**WHAT TO DO:**
Please write out every entry below exactly, leaving out any pictures.

[DATA UNDER STUDY — start]

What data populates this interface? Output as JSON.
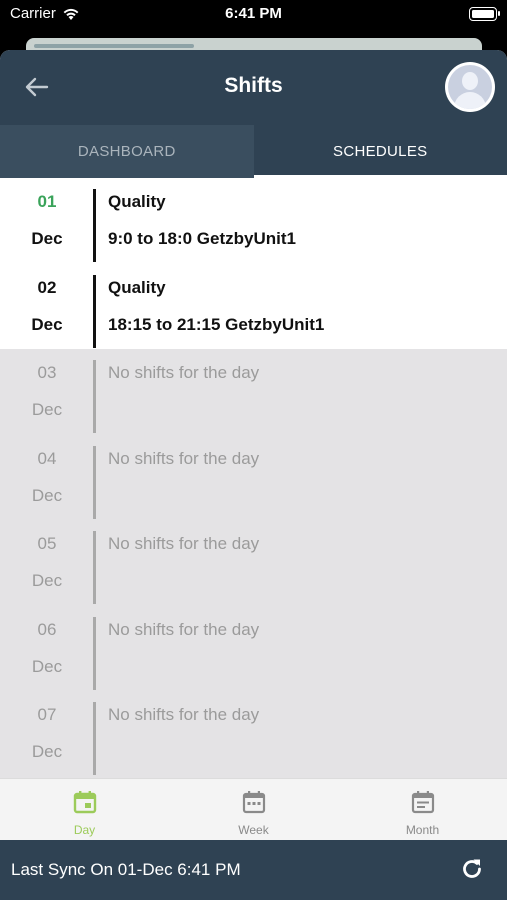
{
  "status_bar": {
    "carrier": "Carrier",
    "time": "6:41 PM"
  },
  "nav": {
    "title": "Shifts",
    "back_icon": "arrow-left-icon",
    "avatar_icon": "user-avatar-icon"
  },
  "tabs": [
    {
      "label": "DASHBOARD",
      "active": false
    },
    {
      "label": "SCHEDULES",
      "active": true
    }
  ],
  "days": [
    {
      "day": "01",
      "month": "Dec",
      "title": "Quality",
      "detail": "9:0 to 18:0 GetzbyUnit1",
      "today": true
    },
    {
      "day": "02",
      "month": "Dec",
      "title": "Quality",
      "detail": "18:15 to 21:15 GetzbyUnit1",
      "today": false
    },
    {
      "day": "03",
      "month": "Dec",
      "empty_text": "No shifts for the day"
    },
    {
      "day": "04",
      "month": "Dec",
      "empty_text": "No shifts for the day"
    },
    {
      "day": "05",
      "month": "Dec",
      "empty_text": "No shifts for the day"
    },
    {
      "day": "06",
      "month": "Dec",
      "empty_text": "No shifts for the day"
    },
    {
      "day": "07",
      "month": "Dec",
      "empty_text": "No shifts for the day"
    }
  ],
  "bottom_tabs": [
    {
      "label": "Day",
      "icon": "calendar-day-icon",
      "active": true
    },
    {
      "label": "Week",
      "icon": "calendar-week-icon",
      "active": false
    },
    {
      "label": "Month",
      "icon": "calendar-month-icon",
      "active": false
    }
  ],
  "sync": {
    "text": "Last Sync On 01-Dec 6:41 PM",
    "refresh_icon": "refresh-icon"
  },
  "colors": {
    "header": "#2f4253",
    "today_green": "#3aa35a",
    "active_tab_green": "#9ccb5a",
    "empty_bg": "#e4e3e5"
  }
}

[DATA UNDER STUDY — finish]

**RESULT FOR THIS TASK:**
What data populates this interface? Output as JSON.
{
  "status_bar": {
    "carrier": "Carrier",
    "time": "6:41 PM"
  },
  "nav": {
    "title": "Shifts",
    "back_icon": "arrow-left-icon",
    "avatar_icon": "user-avatar-icon"
  },
  "tabs": [
    {
      "label": "DASHBOARD",
      "active": false
    },
    {
      "label": "SCHEDULES",
      "active": true
    }
  ],
  "days": [
    {
      "day": "01",
      "month": "Dec",
      "title": "Quality",
      "detail": "9:0 to 18:0 GetzbyUnit1",
      "today": true
    },
    {
      "day": "02",
      "month": "Dec",
      "title": "Quality",
      "detail": "18:15 to 21:15 GetzbyUnit1",
      "today": false
    },
    {
      "day": "03",
      "month": "Dec",
      "empty_text": "No shifts for the day"
    },
    {
      "day": "04",
      "month": "Dec",
      "empty_text": "No shifts for the day"
    },
    {
      "day": "05",
      "month": "Dec",
      "empty_text": "No shifts for the day"
    },
    {
      "day": "06",
      "month": "Dec",
      "empty_text": "No shifts for the day"
    },
    {
      "day": "07",
      "month": "Dec",
      "empty_text": "No shifts for the day"
    }
  ],
  "bottom_tabs": [
    {
      "label": "Day",
      "icon": "calendar-day-icon",
      "active": true
    },
    {
      "label": "Week",
      "icon": "calendar-week-icon",
      "active": false
    },
    {
      "label": "Month",
      "icon": "calendar-month-icon",
      "active": false
    }
  ],
  "sync": {
    "text": "Last Sync On 01-Dec 6:41 PM",
    "refresh_icon": "refresh-icon"
  },
  "colors": {
    "header": "#2f4253",
    "today_green": "#3aa35a",
    "active_tab_green": "#9ccb5a",
    "empty_bg": "#e4e3e5"
  }
}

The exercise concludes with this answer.